Responsible for approximately 22% of EU industrial CO2 emissions or 4% of total emissions, Europe’s steel industry has set ambitious climate targets. It aims to reduce emissions by 30% by 2030 and a massive 80-95% by 2050. However, such goals can only be reached with a major overhaul of the industry given the carbon intensity of a blast furnace.
Various technologies are at hand to reduce the industry’s emissions, including replacing coal with biomass, using hydrogen as an alternative fuel, or fitting steel plants with carbon capture and storage (CCS).
Whatever the main solutions adopted, analysis by German consultancy Roland Berger shows many of the technologies will take 20-30 years to get up and running.
Energy Monitor’s Weekly Data shows European steelmakers appear to be betting above all on a hydrogen-led future. This is based on analysis from the Green Steel Tracker, a project developed by the Leadership Group for Industry Transition (LeadIT) that brings together companies and countries committed to net-zero emissions from industry. LeadIT was launched with the support of the World Economic Forum at the UN Secretary General’s Climate Action Summit in September 2019.
From a total of 28 projects aimed at decarbonising the steel industry, 22 are focused on hydrogen, with at least six stating explicitly that they plan to use green hydrogen, or hydrogen made from renewables-powered electrolysis. These projects are mainly located in Germany, with plants also in Austria and Spain.
ThyssenKrupp’s H2morrow in Duisburg, Germany, on the other hand, will run on blue hydrogen, or hydrogen made from natural gas with CCS. The plant plans to import natural gas from Norway and convert existing gas pipelines for hydrogen use.
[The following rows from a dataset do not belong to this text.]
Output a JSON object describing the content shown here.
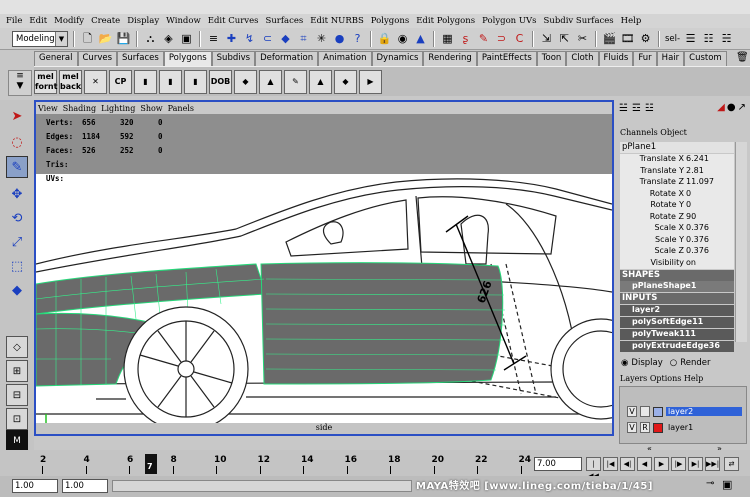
{
  "menubar": [
    "File",
    "Edit",
    "Modify",
    "Create",
    "Display",
    "Window",
    "Edit Curves",
    "Surfaces",
    "Edit NURBS",
    "Polygons",
    "Edit Polygons",
    "Polygon UVs",
    "Subdiv Surfaces",
    "Help"
  ],
  "status_line": {
    "mode": "Modeling",
    "sel_label": "sel-"
  },
  "shelf_tabs": [
    "General",
    "Curves",
    "Surfaces",
    "Polygons",
    "Subdivs",
    "Deformation",
    "Animation",
    "Dynamics",
    "Rendering",
    "PaintEffects",
    "Toon",
    "Cloth",
    "Fluids",
    "Fur",
    "Hair",
    "Custom"
  ],
  "shelf_buttons": [
    {
      "label": "mel\nfornt",
      "style": "light"
    },
    {
      "label": "mel\nback",
      "style": "light"
    },
    {
      "label": "✕",
      "style": "light"
    },
    {
      "label": "CP",
      "style": "light"
    },
    {
      "label": "▮",
      "style": "light"
    },
    {
      "label": "▮",
      "style": "light"
    },
    {
      "label": "▮",
      "style": "light"
    },
    {
      "label": "DOB",
      "style": "light"
    },
    {
      "label": "◆",
      "style": "light"
    },
    {
      "label": "▲",
      "style": "light"
    },
    {
      "label": "✎",
      "style": "light"
    },
    {
      "label": "▲",
      "style": "light"
    },
    {
      "label": "◆",
      "style": "light"
    },
    {
      "label": "▶",
      "style": "light"
    }
  ],
  "viewport": {
    "menu": [
      "View",
      "Shading",
      "Lighting",
      "Show",
      "Panels"
    ],
    "hud": [
      {
        "label": "Verts:",
        "a": "656",
        "b": "320",
        "c": "0"
      },
      {
        "label": "Edges:",
        "a": "1184",
        "b": "592",
        "c": "0"
      },
      {
        "label": "Faces:",
        "a": "526",
        "b": "252",
        "c": "0"
      },
      {
        "label": "Tris:",
        "a": "",
        "b": "",
        "c": ""
      },
      {
        "label": "UVs:",
        "a": "",
        "b": "",
        "c": ""
      }
    ],
    "camera_label": "side",
    "dimension_label": "626"
  },
  "channel_box": {
    "menu": [
      "Channels",
      "Object"
    ],
    "object": "pPlane1",
    "channels": [
      {
        "name": "Translate X",
        "value": "6.241"
      },
      {
        "name": "Translate Y",
        "value": "2.81"
      },
      {
        "name": "Translate Z",
        "value": "11.097"
      },
      {
        "name": "Rotate X",
        "value": "0"
      },
      {
        "name": "Rotate Y",
        "value": "0"
      },
      {
        "name": "Rotate Z",
        "value": "90"
      },
      {
        "name": "Scale X",
        "value": "0.376"
      },
      {
        "name": "Scale Y",
        "value": "0.376"
      },
      {
        "name": "Scale Z",
        "value": "0.376"
      },
      {
        "name": "Visibility",
        "value": "on"
      }
    ],
    "shapes_header": "SHAPES",
    "shape_node": "pPlaneShape1",
    "inputs_header": "INPUTS",
    "inputs": [
      "layer2",
      "polySoftEdge11",
      "polyTweak111",
      "polyExtrudeEdge36"
    ]
  },
  "layer_editor": {
    "display_label": "Display",
    "render_label": "Render",
    "menu": [
      "Layers",
      "Options",
      "Help"
    ],
    "layers": [
      {
        "v": "V",
        "p": "",
        "name": "layer2",
        "color": "#2f62d8",
        "selected": true
      },
      {
        "v": "V",
        "p": "R",
        "name": "layer1",
        "color": "#e01818",
        "selected": false
      }
    ]
  },
  "time_slider": {
    "ticks": [
      "2",
      "4",
      "6",
      "8",
      "10",
      "12",
      "14",
      "16",
      "18",
      "20",
      "22",
      "24"
    ],
    "current_frame": "7",
    "current_time": "7.00"
  },
  "range": {
    "start": "1.00",
    "start2": "1.00"
  },
  "watermark": "MAYA特效吧   [www.lineg.com/tieba/1/45]"
}
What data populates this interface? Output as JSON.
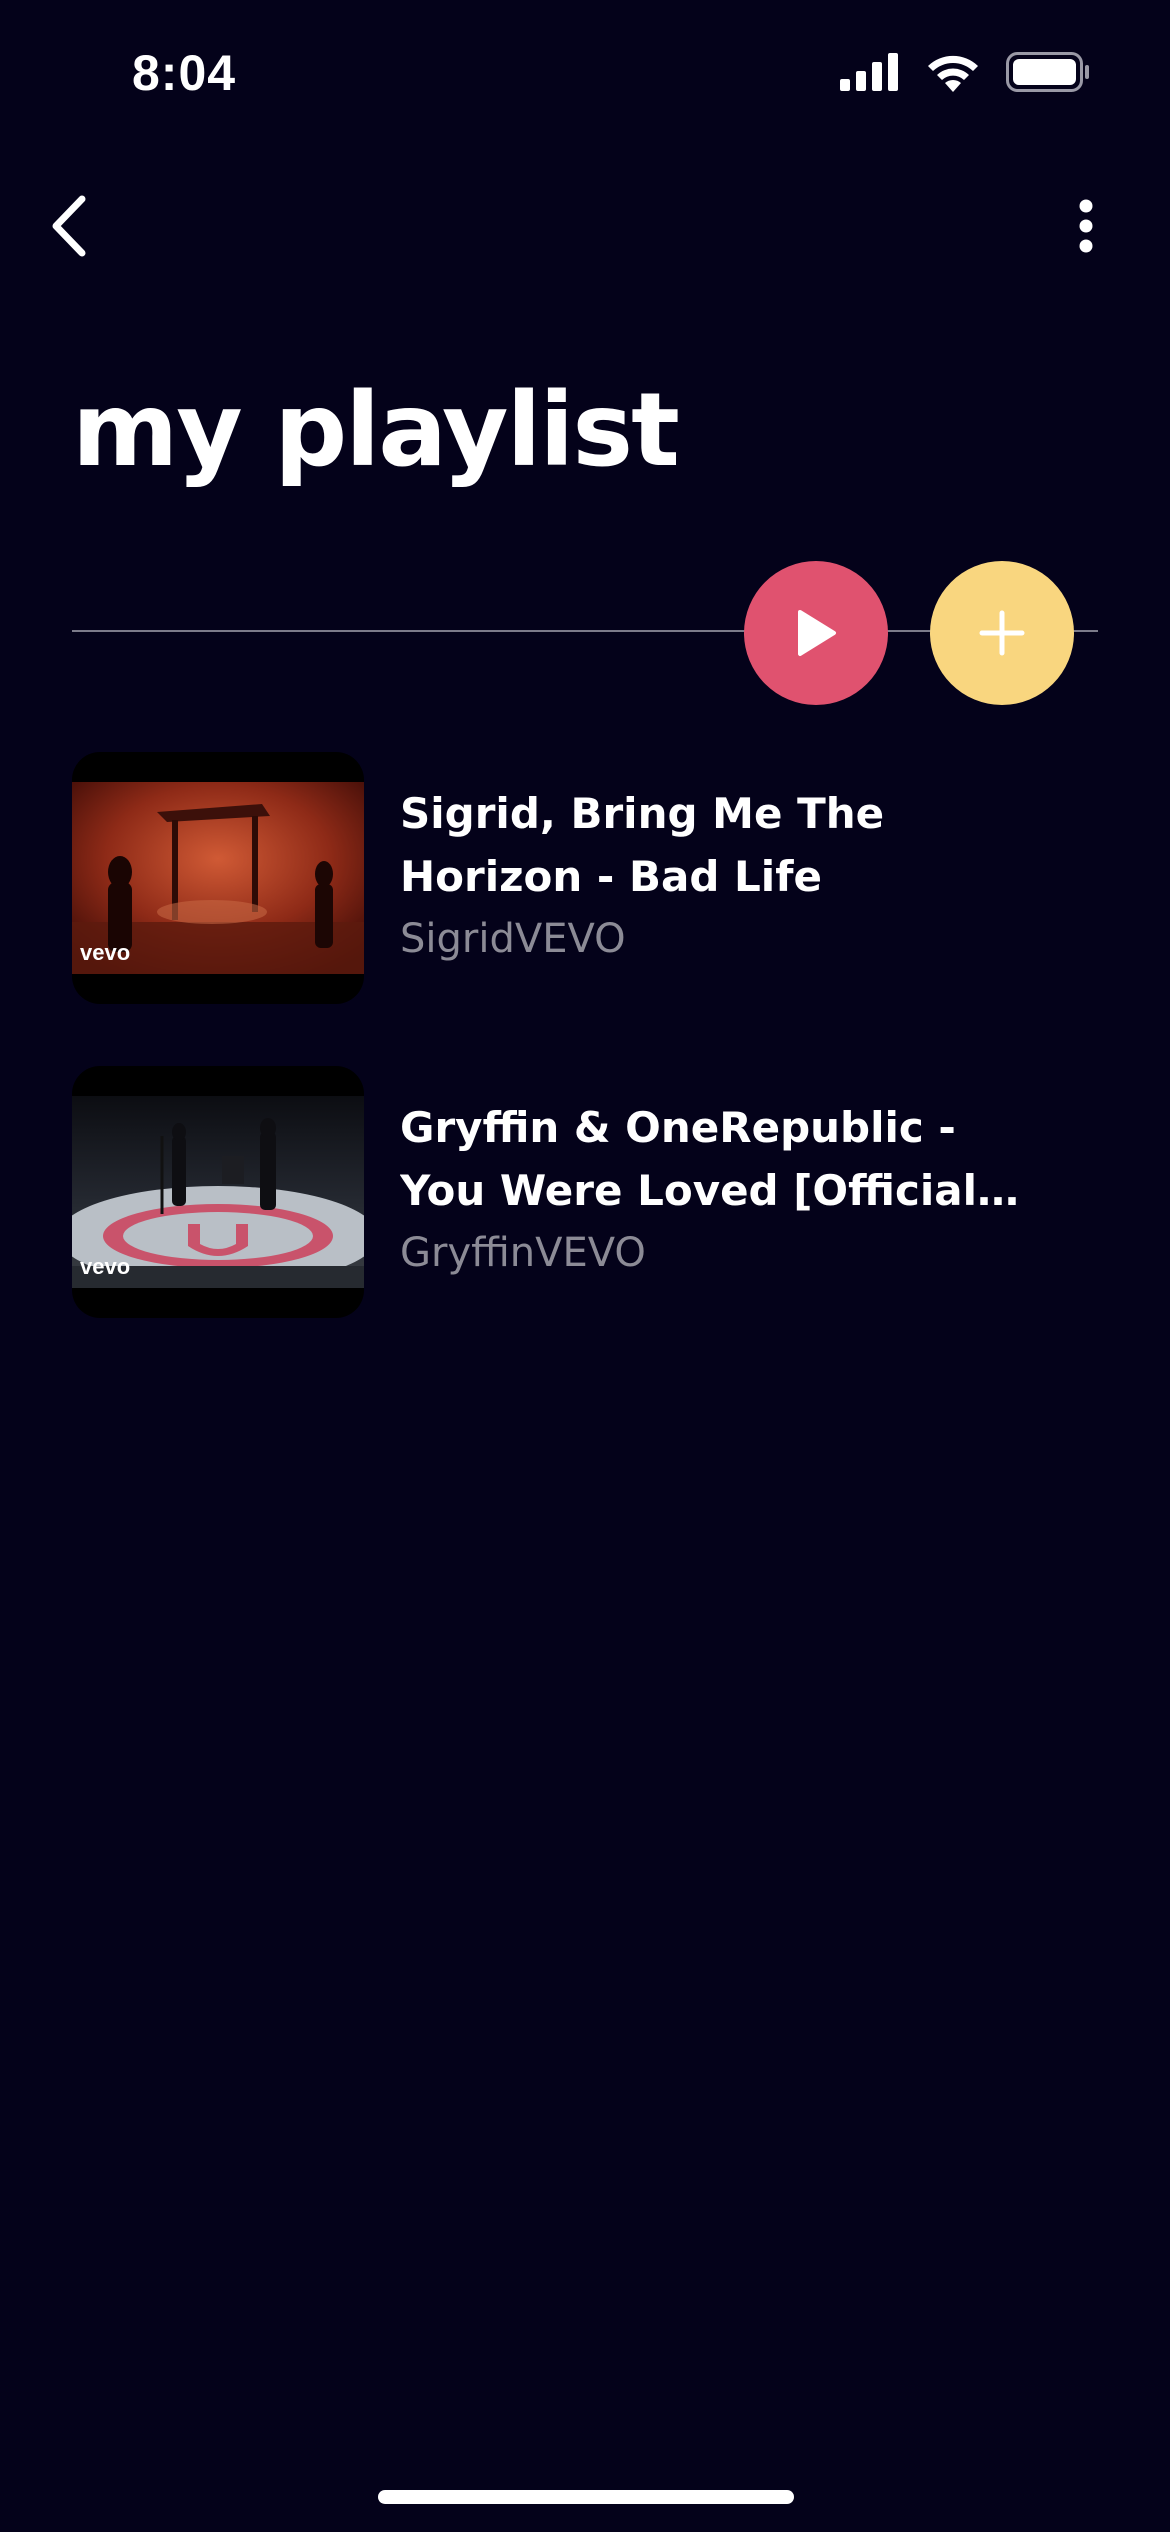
{
  "status_bar": {
    "time": "8:04",
    "icons": [
      "signal-icon",
      "wifi-icon",
      "battery-icon"
    ]
  },
  "nav": {
    "back_icon": "chevron-left-icon",
    "more_icon": "more-vertical-icon"
  },
  "page": {
    "title": "my playlist"
  },
  "actions": {
    "play_icon": "play-icon",
    "play_color": "#e0526f",
    "add_icon": "plus-icon",
    "add_color": "#f9d67f"
  },
  "tracks": [
    {
      "title": "Sigrid, Bring Me The Horizon - Bad Life",
      "artist": "SigridVEVO",
      "thumb_label": "vevo"
    },
    {
      "title": "Gryffin & OneRepublic - You Were Loved [Official Video]",
      "artist": "GryffinVEVO",
      "thumb_label": "vevo"
    }
  ],
  "colors": {
    "background": "#04021a",
    "text_primary": "#ffffff",
    "text_secondary": "#8c8b96"
  }
}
The only pilot steel plant already running on hydrogen in Europe is HYBRIT's pilot in Luleå, Sweden. The first full-scale hydrogen-based steel making projects — Tata Steel’s Project H2ermes in the Netherlands and the H2 Green Steel project in Sweden —are due to come online in 2024.